┌─ DATA PROVIDED

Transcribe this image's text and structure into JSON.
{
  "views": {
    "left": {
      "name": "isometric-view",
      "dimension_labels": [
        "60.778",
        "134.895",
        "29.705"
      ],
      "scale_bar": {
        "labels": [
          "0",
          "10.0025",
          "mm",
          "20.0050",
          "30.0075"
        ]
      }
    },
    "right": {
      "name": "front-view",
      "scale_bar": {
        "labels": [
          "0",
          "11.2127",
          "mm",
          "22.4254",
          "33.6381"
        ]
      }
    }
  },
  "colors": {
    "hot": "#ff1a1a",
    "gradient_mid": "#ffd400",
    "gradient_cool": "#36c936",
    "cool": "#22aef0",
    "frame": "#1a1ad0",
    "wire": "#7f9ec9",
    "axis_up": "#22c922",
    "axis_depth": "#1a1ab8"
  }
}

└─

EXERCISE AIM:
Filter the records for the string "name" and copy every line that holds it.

REPLY TO THE EXERCISE:
      "name": "isometric-view",
      "name": "front-view",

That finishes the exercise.